Sharon J., MA
Imagine holding your nose and trying to breathe through a straw. That’s what it’s like to live day-to-day with COPD.
A chronic progressive disease like COPD not only robs you of your ability to draw life-sustaining breath, but it can also be disruptive to families. I have been very fortunate. I thank heaven for the love and support from my husband Robert. I wouldn't be as well as I am today without him.
Robert and I had just gotten married in 1999 when I was first diagnosed with COPD and asthma. I had been at the doctor's office for a check-up where a small device was placed on my fingertip to check my oxygen levels. Before I even knew what was happening, the doctor was calling the ambulance— my oxygen levels were that low.
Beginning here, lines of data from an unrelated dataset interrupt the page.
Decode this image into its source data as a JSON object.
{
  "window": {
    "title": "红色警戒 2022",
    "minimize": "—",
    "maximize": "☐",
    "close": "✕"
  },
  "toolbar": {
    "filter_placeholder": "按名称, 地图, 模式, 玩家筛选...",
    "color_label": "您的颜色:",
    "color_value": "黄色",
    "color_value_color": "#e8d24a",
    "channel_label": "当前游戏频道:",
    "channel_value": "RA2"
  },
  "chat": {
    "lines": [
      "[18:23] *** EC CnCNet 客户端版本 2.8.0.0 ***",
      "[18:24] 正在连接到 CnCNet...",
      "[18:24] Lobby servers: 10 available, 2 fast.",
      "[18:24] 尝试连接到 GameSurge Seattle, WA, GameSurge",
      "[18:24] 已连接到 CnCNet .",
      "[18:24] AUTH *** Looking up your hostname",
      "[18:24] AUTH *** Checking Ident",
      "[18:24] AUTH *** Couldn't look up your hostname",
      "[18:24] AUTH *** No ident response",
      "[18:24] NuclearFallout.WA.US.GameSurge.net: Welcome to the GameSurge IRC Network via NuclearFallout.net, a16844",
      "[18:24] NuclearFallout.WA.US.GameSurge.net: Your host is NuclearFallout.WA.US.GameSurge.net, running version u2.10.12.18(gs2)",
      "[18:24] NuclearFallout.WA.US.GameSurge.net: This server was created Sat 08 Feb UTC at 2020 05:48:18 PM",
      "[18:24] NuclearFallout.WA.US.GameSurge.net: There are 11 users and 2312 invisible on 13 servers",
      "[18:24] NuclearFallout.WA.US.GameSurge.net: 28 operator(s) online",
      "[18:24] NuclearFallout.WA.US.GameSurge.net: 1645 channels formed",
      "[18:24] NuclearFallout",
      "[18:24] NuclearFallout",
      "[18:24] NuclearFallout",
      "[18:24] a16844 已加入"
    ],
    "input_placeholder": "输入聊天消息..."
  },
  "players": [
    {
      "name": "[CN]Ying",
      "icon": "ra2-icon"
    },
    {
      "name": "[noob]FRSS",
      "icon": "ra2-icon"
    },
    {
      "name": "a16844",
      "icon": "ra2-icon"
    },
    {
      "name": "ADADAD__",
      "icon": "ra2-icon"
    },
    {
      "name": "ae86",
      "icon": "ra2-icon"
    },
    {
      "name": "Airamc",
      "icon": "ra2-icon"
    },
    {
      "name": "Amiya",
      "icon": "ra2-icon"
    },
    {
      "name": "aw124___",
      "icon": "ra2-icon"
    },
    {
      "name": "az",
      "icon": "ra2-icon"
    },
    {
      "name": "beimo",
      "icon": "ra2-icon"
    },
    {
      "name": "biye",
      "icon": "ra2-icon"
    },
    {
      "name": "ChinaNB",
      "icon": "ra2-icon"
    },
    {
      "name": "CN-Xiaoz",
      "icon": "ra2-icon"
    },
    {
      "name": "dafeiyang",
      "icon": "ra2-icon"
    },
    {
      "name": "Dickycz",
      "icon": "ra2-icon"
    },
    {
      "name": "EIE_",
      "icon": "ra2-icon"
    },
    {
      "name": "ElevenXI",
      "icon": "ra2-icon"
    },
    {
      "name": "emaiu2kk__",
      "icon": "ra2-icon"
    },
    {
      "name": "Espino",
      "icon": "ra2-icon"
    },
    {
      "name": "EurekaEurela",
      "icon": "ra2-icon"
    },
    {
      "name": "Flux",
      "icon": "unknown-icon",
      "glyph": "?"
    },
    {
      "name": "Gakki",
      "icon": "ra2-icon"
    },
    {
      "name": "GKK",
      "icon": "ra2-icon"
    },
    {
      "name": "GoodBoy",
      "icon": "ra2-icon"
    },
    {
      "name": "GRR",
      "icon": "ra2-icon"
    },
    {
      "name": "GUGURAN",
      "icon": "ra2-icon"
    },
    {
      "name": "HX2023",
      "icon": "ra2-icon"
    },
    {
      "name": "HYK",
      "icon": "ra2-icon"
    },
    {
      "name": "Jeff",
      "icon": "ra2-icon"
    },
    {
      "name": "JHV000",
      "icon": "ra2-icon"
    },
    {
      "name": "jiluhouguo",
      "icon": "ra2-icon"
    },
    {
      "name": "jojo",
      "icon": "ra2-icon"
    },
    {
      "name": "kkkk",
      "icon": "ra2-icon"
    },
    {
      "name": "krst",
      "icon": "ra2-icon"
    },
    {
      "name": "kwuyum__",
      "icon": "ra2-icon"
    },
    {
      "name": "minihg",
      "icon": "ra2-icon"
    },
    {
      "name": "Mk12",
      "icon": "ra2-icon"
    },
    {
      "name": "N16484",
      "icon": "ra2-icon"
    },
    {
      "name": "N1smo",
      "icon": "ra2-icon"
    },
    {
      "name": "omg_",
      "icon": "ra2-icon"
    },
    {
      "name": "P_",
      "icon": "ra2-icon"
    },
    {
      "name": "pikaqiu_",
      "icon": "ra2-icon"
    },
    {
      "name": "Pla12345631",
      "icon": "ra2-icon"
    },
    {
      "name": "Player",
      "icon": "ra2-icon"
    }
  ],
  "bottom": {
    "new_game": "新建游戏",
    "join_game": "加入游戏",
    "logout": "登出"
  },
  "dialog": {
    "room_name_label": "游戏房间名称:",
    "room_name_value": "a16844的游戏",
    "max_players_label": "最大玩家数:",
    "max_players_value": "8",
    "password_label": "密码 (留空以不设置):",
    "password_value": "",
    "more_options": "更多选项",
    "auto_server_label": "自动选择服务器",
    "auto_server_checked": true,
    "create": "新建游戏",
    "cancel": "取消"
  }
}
In the ER, my lips and nails were blue. This was my first real awareness of just how bad my lungs had become. It was a life-changing wake up call. I've been on oxygen around-the-clock since 2001.
Robert does all of the cooking, cleaning and shopping. I can't be around crowds for fear of picking up a germ and becoming even sicker than I already am. I try to keep a sense of humor about my condition, but lung disease is very challenging.
Over the years, the many steroid medications I've had to take have also damaged my bones. Both my hips and both shoulder joints have been replaced. I've also had a back operation due to degenerative disc disease…all of this due to the medication that keeps me alive.
When I was growing up, my dad was an undertaker. I worked as a hairdresser. I was always around a lot of toxic chemicals. All of us smoked too. Later in life, both of my parents had lung problems. My mother died of lung cancer and my dad died of emphysema.
Chemicals and smoking are major factors in lung disease, but outdoor air pollution is a concern too. It doesn't matter where you live; in reality, there is no such thing as clean, fresh air. On days when the air quality index reaches unhealthy levels, I can't go outside at all, because my symptoms could quickly escalate and my airways could close up.
Summer in Cape Cod means lots of vacationers coming to our area and major traffic congestion on our roadways. All the extra toxins in the air from tailpipe exhaust can be deadly to people like myself with lung disease. I can control my indoor air quality with air purifiers, but I can't control the outdoor air. I like to say, "God doesn't use a vacuum cleaner."
It's time for our legislators to take a stand on behalf of all of us who value our health. Legislation to clean up gasoline and reduce vehicle emissions from cars and trucks is absolutely a move in the right direction.
First published: August 14, 2013